This website, along with the Calc book we’re teaching from, define it this way:

A point where the graph of a function has a tangent line and where the concavity changes is a point of inflection.

No debate about there being an inflection point at x=0 on this graph.

There’s no debate about functions like $f(x)=x^3-x$, which has an unambiguous inflection point at $x=0$.

In fact, I think we’re all in agreement that:

1. There has to be a change in concavity. That is, we require that for $x we have $f''(x)<0$ and for $x>c$ we have $f''(x)>0$, or vice versa.*
2. The original function $f$ has to be continuous at $x=c$. That is, $f(x)=\frac{1}{x^2}$ does not have a point of inflection at $x=0$ even though there’s a concavity change because $f$ isn’t even defined here. If we then piecewise-define $f$ so that it carries the same values except at $x=0$ for which we define $f(0)=5$, we still don’t consider this a point of inflection because of the lack of continuity.

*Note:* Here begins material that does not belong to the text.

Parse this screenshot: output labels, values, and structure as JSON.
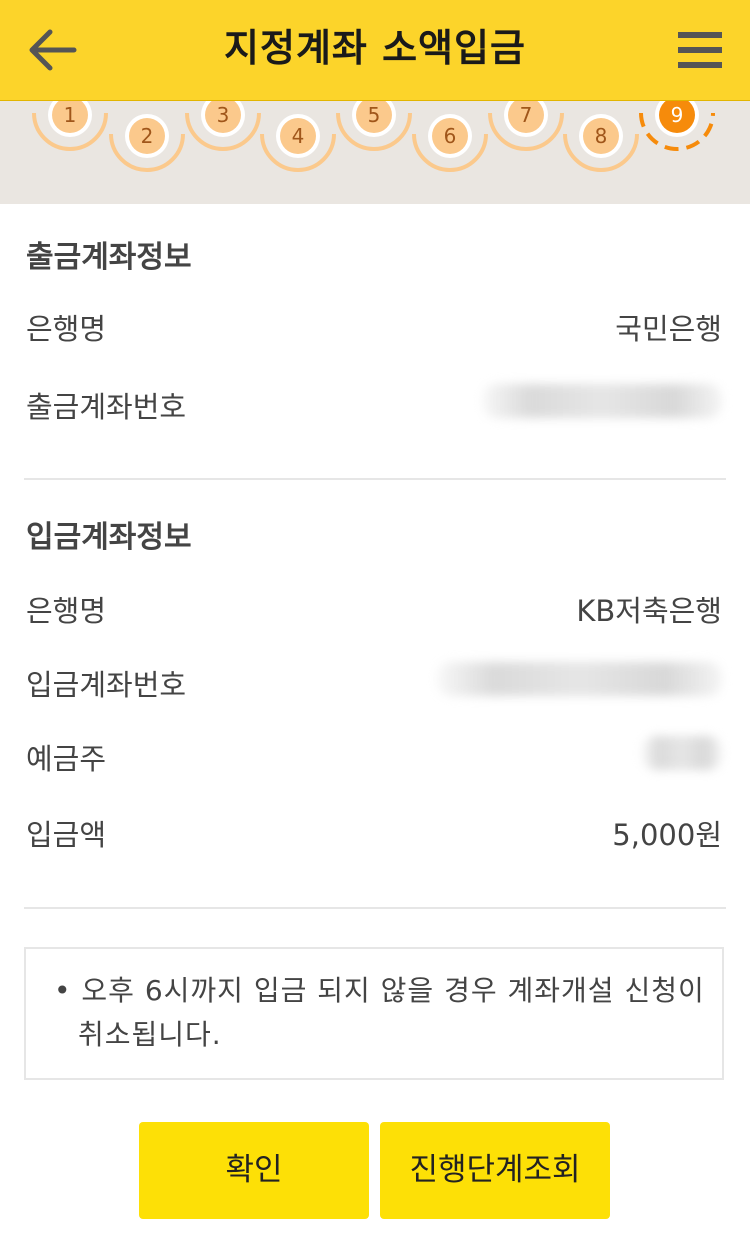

The point of inflection x=0 is at a location without a first derivative. A “tangent line” still exists, however.

But the part of the definition that requires $f$ to have a tangent line is problematic, in my opinion. I know why they say it this way, of course. They want to capture functions that have a concavity change across a vertical tangent line, such as $f(x)=\sqrt[3]{x}$. Here we have a concavity change (concave up to concave down) across $x=0$ and there is a tangent line ($x=0$) but $f'(0)$ is undefined.

Is x=0 a point of inflection? Some definitions say no, because no tangent line exists.

So It’s clear that this definition is built to include vertical tangents. It’s also obvious that the definition is built in such a way as to exclude cusps and corners. Why? What’s wrong with a cusp or corner being a point of inflection? I would claim that the piecewise-defined function $f(x)$ shown above has a point of inflection at $x=0$ even though no tangent line exists here.

I prefer the definition:

A point where the graph of a function is continuous and where the concavity changes is a point of inflection.

That is, I would only require the two conditions listed at the beginning of this post. What do you think?

Once you’re done thinking about that, consider this strange example that has no point of inflection even though there’s a concavity change. As my colleague Matt suggests, could we consider this a region of inflection? Now we’re just being silly, right?

A region/interval of inflection?

———————————————

Footnotes:

* When we say that a function is concave up or down on a certain interval, we actually mean $f''(x)>0$ or $f''(x)<0$ for the whole interval except at finitely many locations. If there are point discontinuities, we still consider the interval to have the same concavity.

** This source, interestingly, seems to require differentiability at the point. I think most of us would agree this is too strong a requirement, right?

# Friday fun from around the web

Here are two fun mathy things that came through my feed today. Many of you have probably already seen today’s math-themed xkcd: